PROBLEM TO WORK ON: The answer must consist of every line from the entries below that contains the word "content".

Items from an interface collection:
- - - -

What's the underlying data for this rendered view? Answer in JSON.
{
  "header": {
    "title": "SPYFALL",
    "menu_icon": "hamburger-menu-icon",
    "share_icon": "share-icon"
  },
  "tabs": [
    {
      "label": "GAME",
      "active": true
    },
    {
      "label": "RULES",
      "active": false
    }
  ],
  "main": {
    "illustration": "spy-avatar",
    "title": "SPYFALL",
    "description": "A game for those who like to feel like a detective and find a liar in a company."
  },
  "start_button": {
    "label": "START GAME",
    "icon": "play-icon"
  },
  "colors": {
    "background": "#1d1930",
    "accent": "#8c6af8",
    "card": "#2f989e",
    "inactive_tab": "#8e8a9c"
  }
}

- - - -

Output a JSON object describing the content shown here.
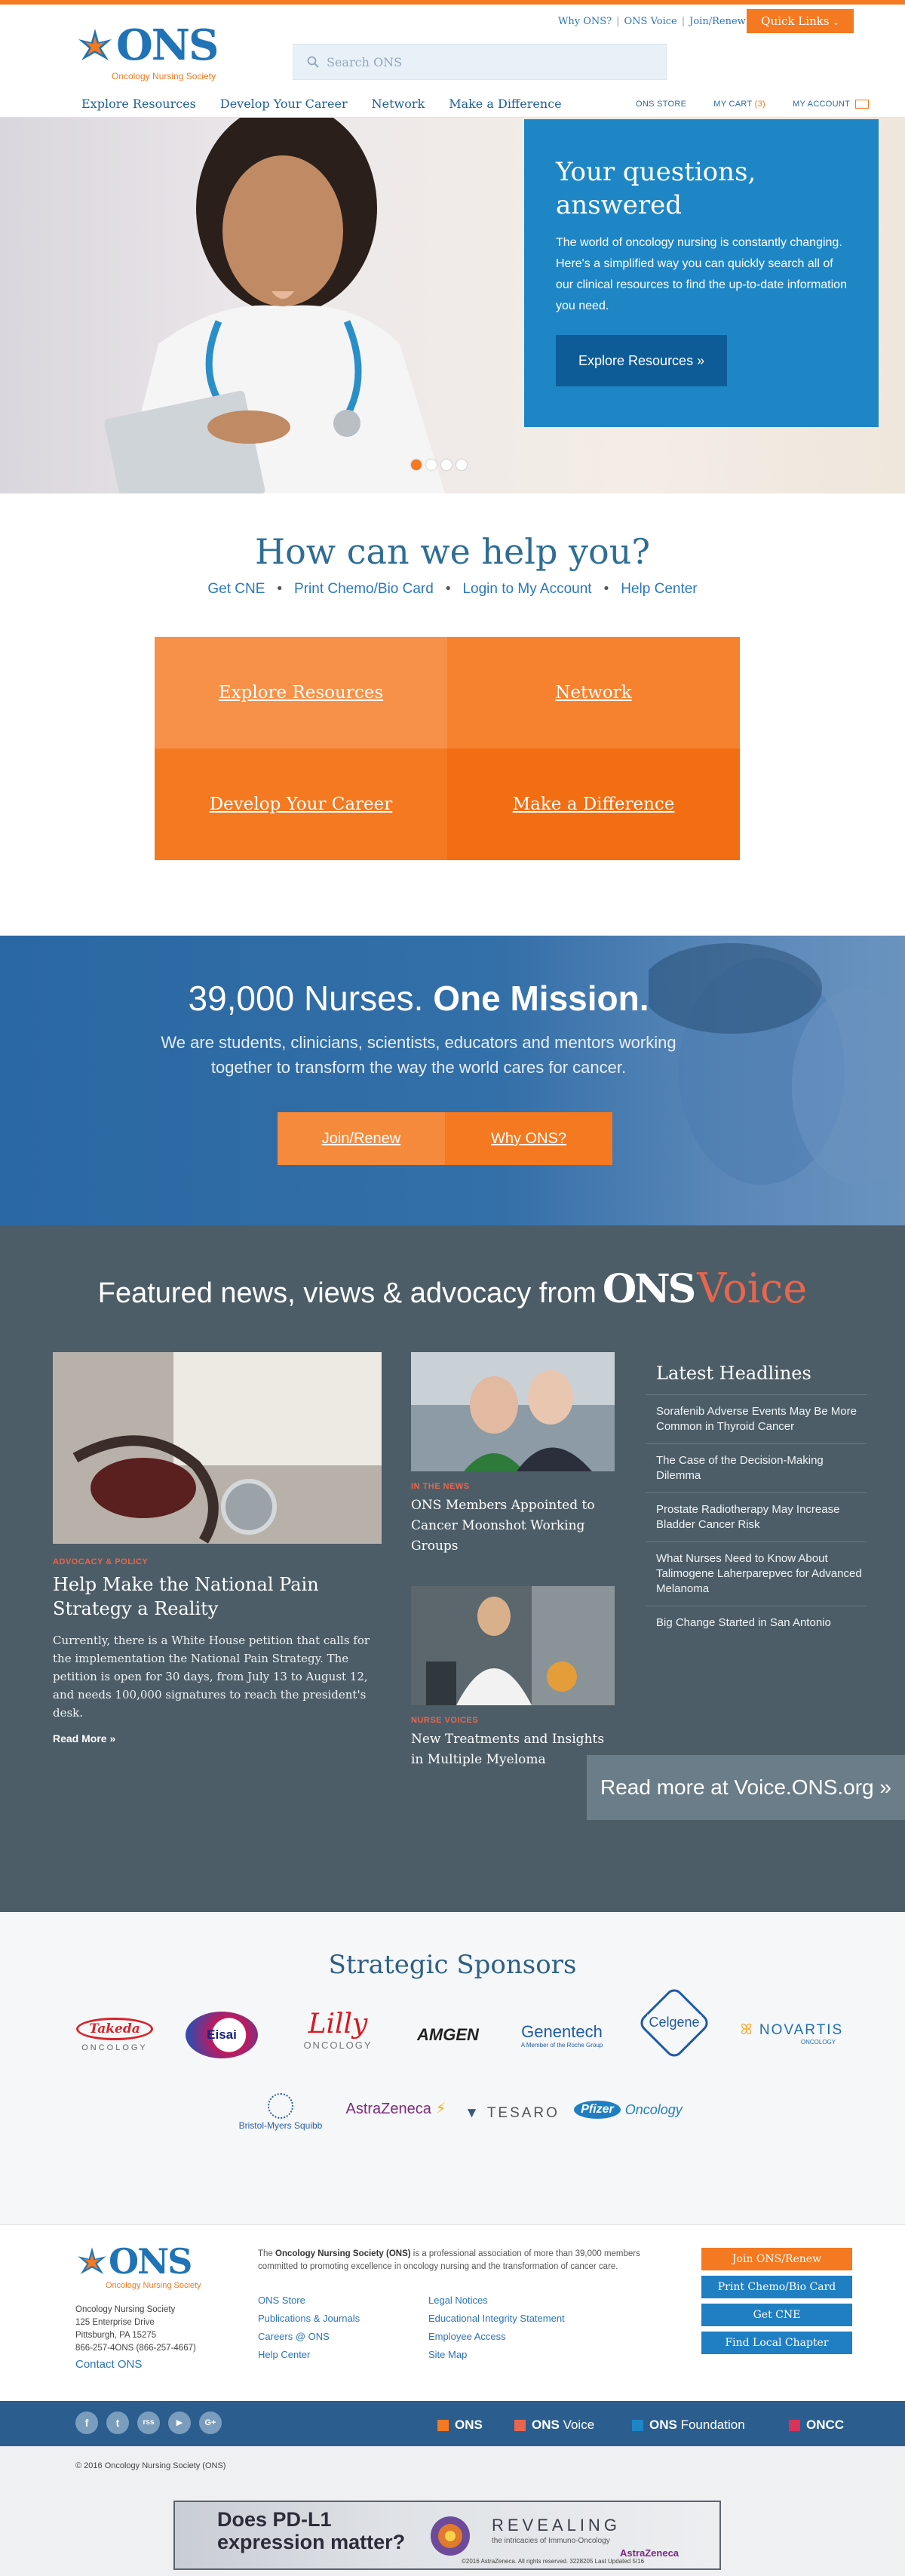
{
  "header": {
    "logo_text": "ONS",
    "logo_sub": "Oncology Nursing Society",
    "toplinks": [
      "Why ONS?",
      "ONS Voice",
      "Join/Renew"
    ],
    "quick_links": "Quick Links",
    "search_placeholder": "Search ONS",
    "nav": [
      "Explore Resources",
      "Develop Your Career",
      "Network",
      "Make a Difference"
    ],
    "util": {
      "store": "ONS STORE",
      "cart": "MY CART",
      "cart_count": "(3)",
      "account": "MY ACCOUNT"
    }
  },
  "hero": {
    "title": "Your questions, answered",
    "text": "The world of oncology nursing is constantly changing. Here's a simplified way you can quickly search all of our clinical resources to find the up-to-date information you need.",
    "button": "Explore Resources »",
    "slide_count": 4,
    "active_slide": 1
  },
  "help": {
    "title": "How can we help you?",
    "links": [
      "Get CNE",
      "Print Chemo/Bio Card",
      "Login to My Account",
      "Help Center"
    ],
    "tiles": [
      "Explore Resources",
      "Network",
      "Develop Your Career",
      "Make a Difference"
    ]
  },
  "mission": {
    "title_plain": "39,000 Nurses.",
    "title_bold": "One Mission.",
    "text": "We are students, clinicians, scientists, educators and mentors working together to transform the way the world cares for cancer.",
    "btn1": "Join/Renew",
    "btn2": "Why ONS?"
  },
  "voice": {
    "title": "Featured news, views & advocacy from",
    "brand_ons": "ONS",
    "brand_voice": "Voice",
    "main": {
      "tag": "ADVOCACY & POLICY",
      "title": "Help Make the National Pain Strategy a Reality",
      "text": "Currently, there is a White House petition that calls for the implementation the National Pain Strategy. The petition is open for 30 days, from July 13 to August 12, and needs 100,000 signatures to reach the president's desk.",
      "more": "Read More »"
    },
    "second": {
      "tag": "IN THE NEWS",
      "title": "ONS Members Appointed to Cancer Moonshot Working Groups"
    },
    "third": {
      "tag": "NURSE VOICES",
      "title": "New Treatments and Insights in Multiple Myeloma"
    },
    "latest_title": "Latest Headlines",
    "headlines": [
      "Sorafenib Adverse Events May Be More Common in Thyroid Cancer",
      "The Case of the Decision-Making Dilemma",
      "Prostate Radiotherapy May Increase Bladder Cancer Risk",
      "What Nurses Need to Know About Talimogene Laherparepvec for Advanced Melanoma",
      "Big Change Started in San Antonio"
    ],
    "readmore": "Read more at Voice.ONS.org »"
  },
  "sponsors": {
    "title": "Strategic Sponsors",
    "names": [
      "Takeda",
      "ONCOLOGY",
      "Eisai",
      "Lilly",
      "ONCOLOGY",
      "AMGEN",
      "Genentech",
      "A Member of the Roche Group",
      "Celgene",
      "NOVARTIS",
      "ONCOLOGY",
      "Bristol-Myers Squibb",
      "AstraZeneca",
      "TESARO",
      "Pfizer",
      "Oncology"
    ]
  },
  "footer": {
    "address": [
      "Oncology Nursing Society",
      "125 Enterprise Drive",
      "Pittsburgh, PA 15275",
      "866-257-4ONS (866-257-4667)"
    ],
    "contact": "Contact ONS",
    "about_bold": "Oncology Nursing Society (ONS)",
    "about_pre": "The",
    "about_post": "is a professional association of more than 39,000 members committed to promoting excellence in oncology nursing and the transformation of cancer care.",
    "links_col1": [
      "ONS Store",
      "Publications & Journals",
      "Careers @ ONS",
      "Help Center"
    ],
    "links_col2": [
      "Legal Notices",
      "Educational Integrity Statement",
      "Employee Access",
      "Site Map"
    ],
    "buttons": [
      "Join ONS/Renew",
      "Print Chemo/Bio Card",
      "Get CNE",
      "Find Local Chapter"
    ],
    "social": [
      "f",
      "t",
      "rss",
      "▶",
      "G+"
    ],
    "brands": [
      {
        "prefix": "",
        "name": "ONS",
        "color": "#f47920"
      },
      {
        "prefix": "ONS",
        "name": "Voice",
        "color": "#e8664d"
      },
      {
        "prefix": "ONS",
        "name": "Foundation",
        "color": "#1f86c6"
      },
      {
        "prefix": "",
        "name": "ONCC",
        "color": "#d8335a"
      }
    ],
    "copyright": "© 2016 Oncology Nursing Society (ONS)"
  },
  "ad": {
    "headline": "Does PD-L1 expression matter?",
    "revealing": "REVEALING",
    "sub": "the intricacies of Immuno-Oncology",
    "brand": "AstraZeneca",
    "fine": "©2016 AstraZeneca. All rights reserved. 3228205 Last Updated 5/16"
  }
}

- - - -

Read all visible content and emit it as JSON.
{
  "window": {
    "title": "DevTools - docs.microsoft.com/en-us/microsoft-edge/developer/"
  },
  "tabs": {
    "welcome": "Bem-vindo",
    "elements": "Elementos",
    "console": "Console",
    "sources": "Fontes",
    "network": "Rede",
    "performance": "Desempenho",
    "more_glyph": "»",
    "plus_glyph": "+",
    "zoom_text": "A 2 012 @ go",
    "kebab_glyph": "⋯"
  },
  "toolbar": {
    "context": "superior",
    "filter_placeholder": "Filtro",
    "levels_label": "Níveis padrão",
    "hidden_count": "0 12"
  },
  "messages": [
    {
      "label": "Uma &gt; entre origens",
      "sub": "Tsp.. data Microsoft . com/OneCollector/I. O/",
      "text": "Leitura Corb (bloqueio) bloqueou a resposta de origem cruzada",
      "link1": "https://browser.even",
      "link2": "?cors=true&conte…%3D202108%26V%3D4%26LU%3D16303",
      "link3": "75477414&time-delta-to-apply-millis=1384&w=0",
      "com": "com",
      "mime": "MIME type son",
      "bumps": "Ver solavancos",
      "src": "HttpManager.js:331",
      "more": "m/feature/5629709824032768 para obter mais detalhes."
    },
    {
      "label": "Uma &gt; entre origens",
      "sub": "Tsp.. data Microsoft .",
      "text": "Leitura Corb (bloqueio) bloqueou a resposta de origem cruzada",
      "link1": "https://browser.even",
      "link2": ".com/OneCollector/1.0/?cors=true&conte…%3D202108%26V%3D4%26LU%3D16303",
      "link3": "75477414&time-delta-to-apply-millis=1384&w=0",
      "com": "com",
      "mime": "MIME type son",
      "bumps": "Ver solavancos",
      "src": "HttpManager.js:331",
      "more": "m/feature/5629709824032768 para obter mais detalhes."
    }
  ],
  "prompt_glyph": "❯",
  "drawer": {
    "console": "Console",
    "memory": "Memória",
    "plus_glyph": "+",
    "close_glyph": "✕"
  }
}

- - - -

TASK SOLUTION:
Output a JSON object describing the content shown here.
Read all visible content and emit it as JSON.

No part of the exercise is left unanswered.